Wearmouth-Jarrow monastery nominated for World Heritage Site status
This was published under the 2010 to 2015 Conservative and Liberal Democrat coalition government
Former home of Venerable Bede could join list including Giant’s Causeway and Great Barrier Reef.
The monastery, which is located on two sites in north-east England, was founded in the late seventh century AD and parts of it which are still in use today date from the lifetime of its most famous inhabitant, the Venerable Bede.
Nearly 30 sites in the UK have already achieved World Heritage Site Status, including the Tower of London, Edinburgh and the Giant’s Causeway. They form part of a select group of sites around the world such as the Great Barrier Reef, Venice and Machu Picchu.
UNESCO will examine the nomination and make a final decision next year.
Mr Hunt said he was “delighted” to give the bid his full support and spoke of the importance of the site. “The Twin Monastery of Wearmouth-Jarrow looking out on to the North Sea coast had a profound influence on learning in the Middle Ages and played a huge part in the emergence of European identity,” said Mr Hunt. “The outstanding library and teaching assembled at Wearmouth-Jarrow by founder Benedict Biscop was unlike anything else available in its day and it became the primary intellectual centre of Western Europe.”
Rt Revd Mark Bryant, Bishop of Jarrow and Wearmouth-Jarrow Partnership Chair, said: “The submission of the nomination of the Twin Monastery of Wearmouth-Jarrow for inclusion on the World Heritage List is a massively significant milestone in more than a decade’s partnership working. The organisations and communities responsible for this historic site have put an enormous amount of work in to seek recognition of Wearmouth-Jarrow as a World Heritage Site, to celebrate the vision and drive of its founder, Benedict Biscop.
“He created a remarkable, forward-looking centre of learning, creativity and international cultural exchange. The new architectural ideas and monastic plan he introduced can still be seen at the sites today, and through the legacy of Bede, his vision lives on.”

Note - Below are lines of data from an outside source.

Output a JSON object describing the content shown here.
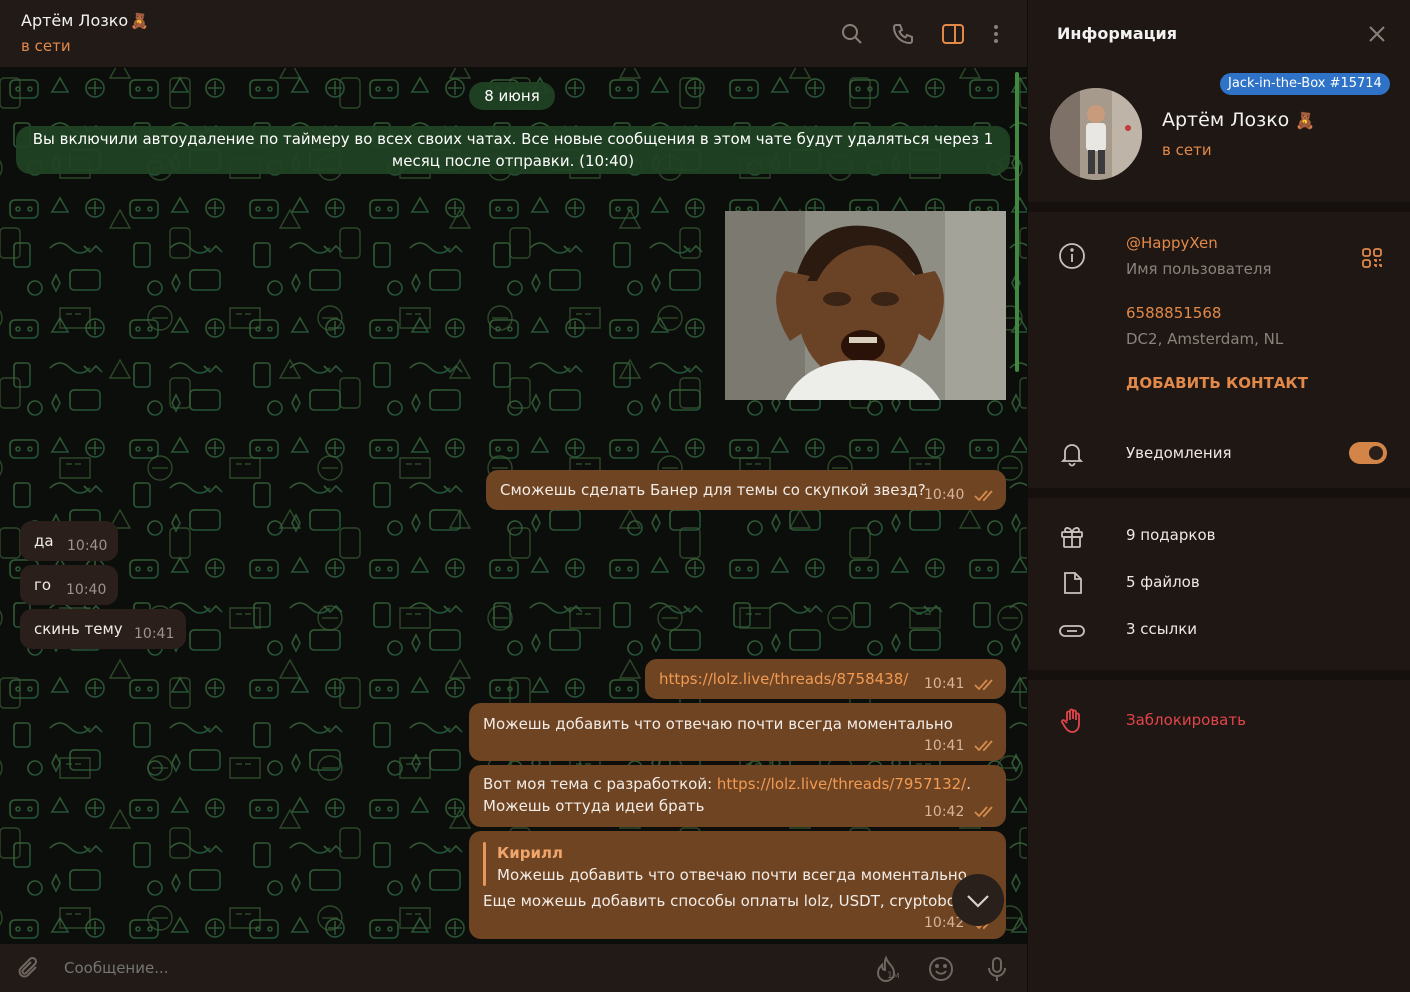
{
  "header": {
    "name": "Артём Лозко",
    "name_emoji": "🧸",
    "status": "в сети",
    "icons": [
      "search-icon",
      "phone-icon",
      "sidebar-toggle-icon",
      "more-icon"
    ]
  },
  "chat": {
    "date_pill": "8 июня",
    "service_message": "Вы включили автоудаление по таймеру во всех своих чатах. Все новые сообщения в этом чате будут удаляться через 1 месяц после отправки. (10:40)",
    "messages": [
      {
        "dir": "out",
        "text": "Сможешь сделать Банер для темы со скупкой звезд?",
        "time": "10:40"
      },
      {
        "dir": "in",
        "text": "да",
        "time": "10:40"
      },
      {
        "dir": "in",
        "text": "го",
        "time": "10:40"
      },
      {
        "dir": "in",
        "text": "скинь тему",
        "time": "10:41"
      },
      {
        "dir": "out",
        "text": "https://lolz.live/threads/8758438/",
        "time": "10:41"
      },
      {
        "dir": "out",
        "text": "Можешь добавить что отвечаю почти всегда моментально",
        "time": "10:41"
      },
      {
        "dir": "out",
        "text_prefix": "Вот моя тема с разработкой: ",
        "link": "https://lolz.live/threads/7957132/",
        "text_suffix": ".",
        "line2": "Можешь оттуда идеи брать",
        "time": "10:42"
      },
      {
        "dir": "out",
        "reply_author": "Кирилл",
        "reply_text": "Можешь добавить что отвечаю почти всегда моментально",
        "text": "Еще можешь добавить способы оплаты lolz, USDT, cryptobot",
        "time": "10:42"
      }
    ]
  },
  "composer": {
    "placeholder": "Сообщение...",
    "timer_label": "1м",
    "icons": [
      "attach-icon",
      "timer-icon",
      "emoji-icon",
      "microphone-icon"
    ]
  },
  "info": {
    "title": "Информация",
    "badge": "Jack-in-the-Box #15714",
    "name": "Артём Лозко",
    "name_emoji": "🧸",
    "status": "в сети",
    "username": "@HappyXen",
    "username_label": "Имя пользователя",
    "phone": "6588851568",
    "dc": "DC2, Amsterdam, NL",
    "add_contact": "ДОБАВИТЬ КОНТАКТ",
    "notifications": "Уведомления",
    "notifications_on": true,
    "gifts": "9 подарков",
    "files": "5 файлов",
    "links": "3 ссылки",
    "block": "Заблокировать"
  },
  "colors": {
    "accent": "#e2894a",
    "bubble_out": "#6e4423",
    "bubble_in": "#2a1f1a",
    "service_pill": "#214324",
    "danger": "#e0454b",
    "badge": "#2f73c8"
  }
}
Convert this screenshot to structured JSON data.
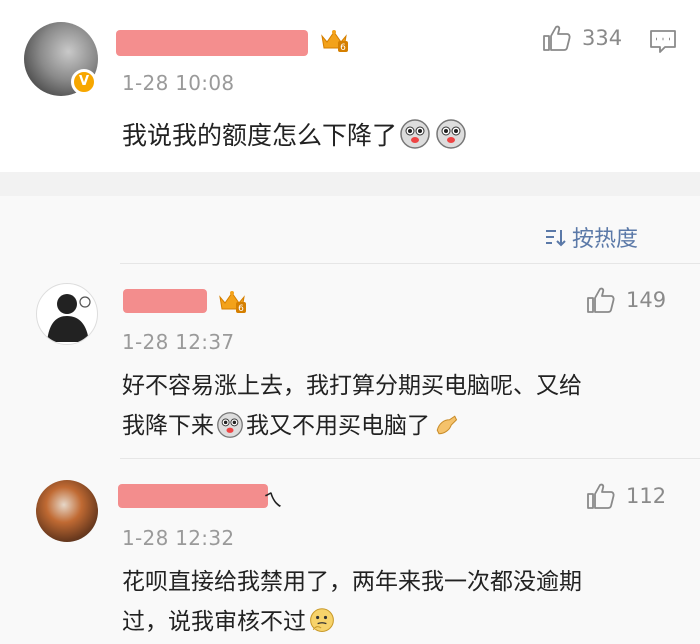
{
  "main_post": {
    "time": "1-28 10:08",
    "text": "我说我的额度怎么下降了",
    "likes": "334",
    "crown_level": "6",
    "verified_badge": "V"
  },
  "sort": {
    "label": "按热度"
  },
  "comments": [
    {
      "time": "1-28 12:37",
      "likes": "149",
      "text_line1": "好不容易涨上去，我打算分期买电脑呢、又给",
      "text_line2a": "我降下来",
      "text_line2b": "我又不用买电脑了",
      "crown_level": "6"
    },
    {
      "time": "1-28 12:32",
      "likes": "112",
      "name_visible_tail": "ㄟ",
      "text_line1": "花呗直接给我禁用了，两年来我一次都没逾期",
      "text_line2": "过，说我审核不过"
    }
  ],
  "icons": {
    "like": "thumbs-up-icon",
    "comment": "comment-icon",
    "crown": "crown-badge-icon",
    "dog_emoji": "doge-emoji",
    "ok_hand": "ok-hand-emoji",
    "thinking": "thinking-emoji"
  },
  "colors": {
    "redaction": "#f27a7a",
    "link_blue": "#5b79a8",
    "crown_gold": "#f3a21a"
  }
}
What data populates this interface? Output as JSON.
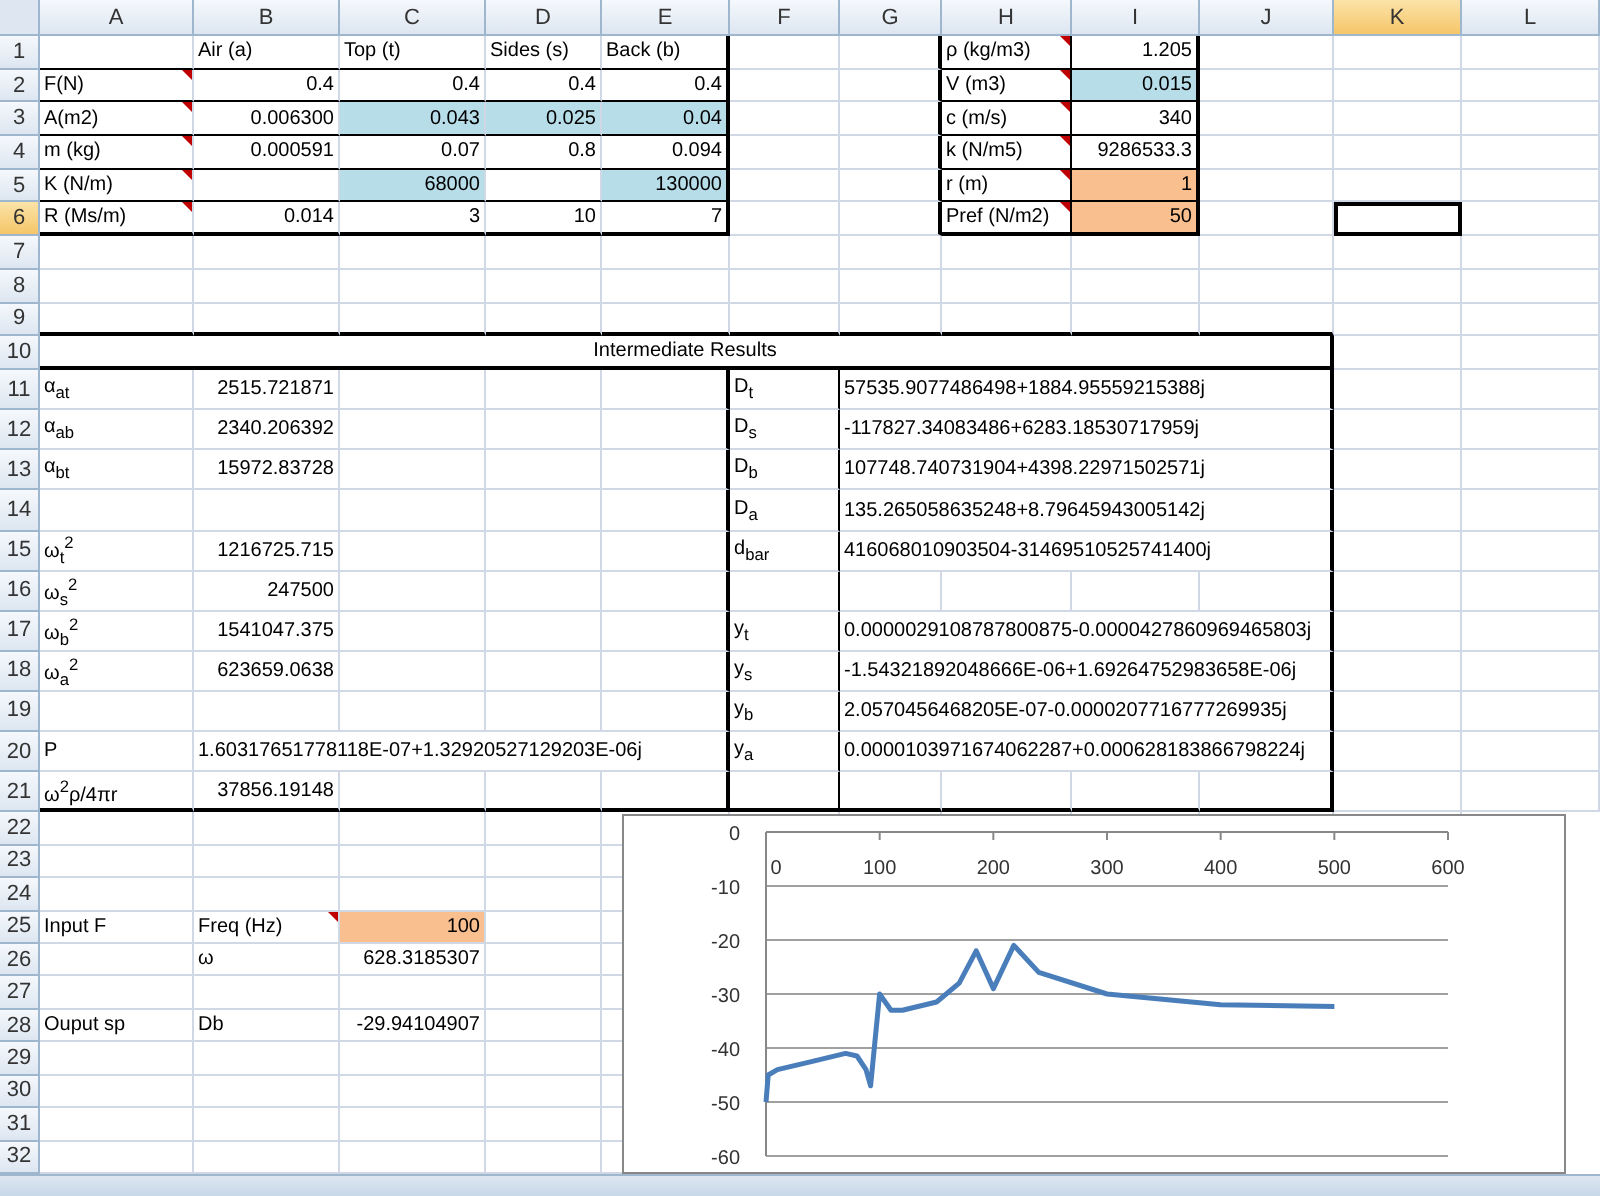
{
  "columns": [
    {
      "label": "A",
      "selected": false
    },
    {
      "label": "B",
      "selected": false
    },
    {
      "label": "C",
      "selected": false
    },
    {
      "label": "D",
      "selected": false
    },
    {
      "label": "E",
      "selected": false
    },
    {
      "label": "F",
      "selected": false
    },
    {
      "label": "G",
      "selected": false
    },
    {
      "label": "H",
      "selected": false
    },
    {
      "label": "I",
      "selected": false
    },
    {
      "label": "J",
      "selected": false
    },
    {
      "label": "K",
      "selected": true
    },
    {
      "label": "L",
      "selected": false
    }
  ],
  "rows": [
    {
      "label": "1",
      "selected": false,
      "cells": [
        null,
        {
          "text": "Air (a)",
          "kind": "text",
          "comment": false
        },
        {
          "text": "Top (t)",
          "kind": "text",
          "comment": false
        },
        {
          "text": "Sides (s)",
          "kind": "text",
          "comment": false
        },
        {
          "text": "Back (b)",
          "kind": "text",
          "comment": false
        },
        null,
        null,
        {
          "text": "ρ (kg/m3)",
          "kind": "text",
          "comment": true
        },
        {
          "text": "1.205",
          "kind": "number",
          "comment": false
        }
      ]
    },
    {
      "label": "2",
      "selected": false,
      "cells": [
        {
          "text": "F(N)",
          "kind": "text",
          "comment": true
        },
        {
          "text": "0.4",
          "kind": "number",
          "comment": false
        },
        {
          "text": "0.4",
          "kind": "number",
          "comment": false
        },
        {
          "text": "0.4",
          "kind": "number",
          "comment": false
        },
        {
          "text": "0.4",
          "kind": "number",
          "comment": false
        },
        null,
        null,
        {
          "text": "V (m3)",
          "kind": "text",
          "comment": true
        },
        {
          "text": "0.015",
          "kind": "number",
          "comment": false,
          "color": "#b7dde8"
        }
      ]
    },
    {
      "label": "3",
      "selected": false,
      "cells": [
        {
          "text": "A(m2)",
          "kind": "text",
          "comment": true
        },
        {
          "text": "0.006300",
          "kind": "number",
          "comment": false
        },
        {
          "text": "0.043",
          "kind": "number",
          "comment": false,
          "color": "#b7dde8"
        },
        {
          "text": "0.025",
          "kind": "number",
          "comment": false,
          "color": "#b7dde8"
        },
        {
          "text": "0.04",
          "kind": "number",
          "comment": false,
          "color": "#b7dde8"
        },
        null,
        null,
        {
          "text": "c (m/s)",
          "kind": "text",
          "comment": true
        },
        {
          "text": "340",
          "kind": "number",
          "comment": false
        }
      ]
    },
    {
      "label": "4",
      "selected": false,
      "cells": [
        {
          "text": "m (kg)",
          "kind": "text",
          "comment": true
        },
        {
          "text": "0.000591",
          "kind": "number",
          "comment": false
        },
        {
          "text": "0.07",
          "kind": "number",
          "comment": false
        },
        {
          "text": "0.8",
          "kind": "number",
          "comment": false
        },
        {
          "text": "0.094",
          "kind": "number",
          "comment": false
        },
        null,
        null,
        {
          "text": "k (N/m5)",
          "kind": "text",
          "comment": true
        },
        {
          "text": "9286533.3",
          "kind": "number",
          "comment": false
        }
      ]
    },
    {
      "label": "5",
      "selected": false,
      "cells": [
        {
          "text": "K (N/m)",
          "kind": "text",
          "comment": true
        },
        null,
        {
          "text": "68000",
          "kind": "number",
          "comment": false,
          "color": "#b7dde8"
        },
        null,
        {
          "text": "130000",
          "kind": "number",
          "comment": false,
          "color": "#b7dde8"
        },
        null,
        null,
        {
          "text": "r (m)",
          "kind": "text",
          "comment": true
        },
        {
          "text": "1",
          "kind": "number",
          "comment": false,
          "color": "#fabf8f"
        }
      ]
    },
    {
      "label": "6",
      "selected": true,
      "cells": [
        {
          "text": "R (Ms/m)",
          "kind": "text",
          "comment": true
        },
        {
          "text": "0.014",
          "kind": "number",
          "comment": false
        },
        {
          "text": "3",
          "kind": "number",
          "comment": false
        },
        {
          "text": "10",
          "kind": "number",
          "comment": false
        },
        {
          "text": "7",
          "kind": "number",
          "comment": false
        },
        null,
        null,
        {
          "text": "Pref (N/m2)",
          "kind": "text",
          "comment": true
        },
        {
          "text": "50",
          "kind": "number",
          "comment": false,
          "color": "#fabf8f"
        }
      ]
    },
    {
      "label": "7",
      "selected": false
    },
    {
      "label": "8",
      "selected": false
    },
    {
      "label": "9",
      "selected": false
    },
    {
      "label": "10",
      "selected": false,
      "cells": [
        {
          "text": "Intermediate Results",
          "kind": "title",
          "comment": false
        },
        null,
        null,
        null,
        null,
        null,
        null,
        null,
        null,
        null
      ]
    },
    {
      "label": "11",
      "selected": false,
      "cells": [
        {
          "text": "α$_{at}$",
          "kind": "text",
          "comment": false
        },
        {
          "text": "2515.721871",
          "kind": "number",
          "comment": false
        },
        null,
        null,
        null,
        {
          "text": "D$_{t}$",
          "kind": "text",
          "comment": false
        },
        {
          "text": "57535.9077486498+1884.95559215388j",
          "kind": "overflow",
          "comment": false
        },
        null,
        null,
        null
      ]
    },
    {
      "label": "12",
      "selected": false,
      "cells": [
        {
          "text": "α$_{ab}$",
          "kind": "text",
          "comment": false
        },
        {
          "text": "2340.206392",
          "kind": "number",
          "comment": false
        },
        null,
        null,
        null,
        {
          "text": "D$_{s}$",
          "kind": "text",
          "comment": false
        },
        {
          "text": "-117827.34083486+6283.18530717959j",
          "kind": "overflow",
          "comment": false
        },
        null,
        null,
        null
      ]
    },
    {
      "label": "13",
      "selected": false,
      "cells": [
        {
          "text": "α$_{bt}$",
          "kind": "text",
          "comment": false
        },
        {
          "text": "15972.83728",
          "kind": "number",
          "comment": false
        },
        null,
        null,
        null,
        {
          "text": "D$_{b}$",
          "kind": "text",
          "comment": false
        },
        {
          "text": "107748.740731904+4398.22971502571j",
          "kind": "overflow",
          "comment": false
        },
        null,
        null,
        null
      ]
    },
    {
      "label": "14",
      "selected": false,
      "cells": [
        null,
        null,
        null,
        null,
        null,
        {
          "text": "D$_{a}$",
          "kind": "text",
          "comment": false
        },
        {
          "text": "135.265058635248+8.79645943005142j",
          "kind": "overflow",
          "comment": false
        },
        null,
        null,
        null
      ]
    },
    {
      "label": "15",
      "selected": false,
      "cells": [
        {
          "text": "ω$_{t}$$^{2}$",
          "kind": "text",
          "comment": false
        },
        {
          "text": "1216725.715",
          "kind": "number",
          "comment": false
        },
        null,
        null,
        null,
        {
          "text": "d$_{bar}$",
          "kind": "text",
          "comment": false
        },
        {
          "text": "416068010903504-31469510525741400j",
          "kind": "overflow",
          "comment": false
        },
        null,
        null,
        null
      ]
    },
    {
      "label": "16",
      "selected": false,
      "cells": [
        {
          "text": "ω$_{s}$$^{2}$",
          "kind": "text",
          "comment": false
        },
        {
          "text": "247500",
          "kind": "number",
          "comment": false
        }
      ]
    },
    {
      "label": "17",
      "selected": false,
      "cells": [
        {
          "text": "ω$_{b}$$^{2}$",
          "kind": "text",
          "comment": false
        },
        {
          "text": "1541047.375",
          "kind": "number",
          "comment": false
        },
        null,
        null,
        null,
        {
          "text": "y$_{t}$",
          "kind": "text",
          "comment": false
        },
        {
          "text": "0.0000029108787800875-0.0000427860969465803j",
          "kind": "overflow",
          "comment": false
        },
        null,
        null,
        null
      ]
    },
    {
      "label": "18",
      "selected": false,
      "cells": [
        {
          "text": "ω$_{a}$$^{2}$",
          "kind": "text",
          "comment": false
        },
        {
          "text": "623659.0638",
          "kind": "number",
          "comment": false
        },
        null,
        null,
        null,
        {
          "text": "y$_{s}$",
          "kind": "text",
          "comment": false
        },
        {
          "text": "-1.54321892048666E-06+1.69264752983658E-06j",
          "kind": "overflow",
          "comment": false
        },
        null,
        null,
        null
      ]
    },
    {
      "label": "19",
      "selected": false,
      "cells": [
        null,
        null,
        null,
        null,
        null,
        {
          "text": "y$_{b}$",
          "kind": "text",
          "comment": false
        },
        {
          "text": "2.0570456468205E-07-0.0000207716777269935j",
          "kind": "overflow",
          "comment": false
        },
        null,
        null,
        null
      ]
    },
    {
      "label": "20",
      "selected": false,
      "cells": [
        {
          "text": "P",
          "kind": "text",
          "comment": false
        },
        {
          "text": "1.60317651778118E-07+1.32920527129203E-06j",
          "kind": "overflow",
          "comment": false
        },
        null,
        null,
        null,
        {
          "text": "y$_{a}$",
          "kind": "text",
          "comment": false
        },
        {
          "text": "0.0000103971674062287+0.000628183866798224j",
          "kind": "overflow",
          "comment": false
        },
        null,
        null,
        null
      ]
    },
    {
      "label": "21",
      "selected": false,
      "cells": [
        {
          "text": "ω$^{2}$ρ/4πr",
          "kind": "text",
          "comment": false
        },
        {
          "text": "37856.19148",
          "kind": "number",
          "comment": false
        }
      ]
    },
    {
      "label": "22",
      "selected": false
    },
    {
      "label": "23",
      "selected": false
    },
    {
      "label": "24",
      "selected": false
    },
    {
      "label": "25",
      "selected": false,
      "cells": [
        {
          "text": "Input F",
          "kind": "text",
          "comment": false
        },
        {
          "text": "Freq (Hz)",
          "kind": "text",
          "comment": true
        },
        {
          "text": "100",
          "kind": "number",
          "comment": false,
          "color": "#fabf8f"
        }
      ]
    },
    {
      "label": "26",
      "selected": false,
      "cells": [
        null,
        {
          "text": "ω",
          "kind": "text",
          "comment": false
        },
        {
          "text": "628.3185307",
          "kind": "number",
          "comment": false
        }
      ]
    },
    {
      "label": "27",
      "selected": false
    },
    {
      "label": "28",
      "selected": false,
      "cells": [
        {
          "text": "Ouput sp",
          "kind": "text",
          "comment": false
        },
        {
          "text": "Db",
          "kind": "text",
          "comment": false
        },
        {
          "text": "-29.94104907",
          "kind": "number",
          "comment": false
        }
      ]
    },
    {
      "label": "29",
      "selected": false
    },
    {
      "label": "30",
      "selected": false
    },
    {
      "label": "31",
      "selected": false
    },
    {
      "label": "32",
      "selected": false
    }
  ],
  "chart": {
    "chart_data": {
      "type": "line",
      "x": [
        0,
        2,
        10,
        40,
        70,
        80,
        88,
        92,
        100,
        110,
        120,
        150,
        170,
        185,
        200,
        218,
        240,
        300,
        400,
        500
      ],
      "series": [
        {
          "color": "#4a7ebb",
          "values": [
            -50,
            -45,
            -44,
            -42.5,
            -41,
            -41.5,
            -44,
            -47,
            -30,
            -33,
            -33,
            -31.5,
            -28,
            -22,
            -29,
            -21,
            -26,
            -30,
            -32,
            -32.3
          ]
        }
      ],
      "grid": true,
      "xlim": [
        0,
        600
      ],
      "ylim": [
        -60,
        0
      ],
      "xticks": [
        0,
        100,
        200,
        300,
        400,
        500,
        600
      ],
      "yticks": [
        0,
        -10,
        -20,
        -30,
        -40,
        -50,
        -60
      ]
    }
  }
}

The site is the last that will be put forward from the 1999 UK Tentative List and the Government is now drawing up a new Tentative List. An independent expert panel is considering all the bids for inclusion on the new list.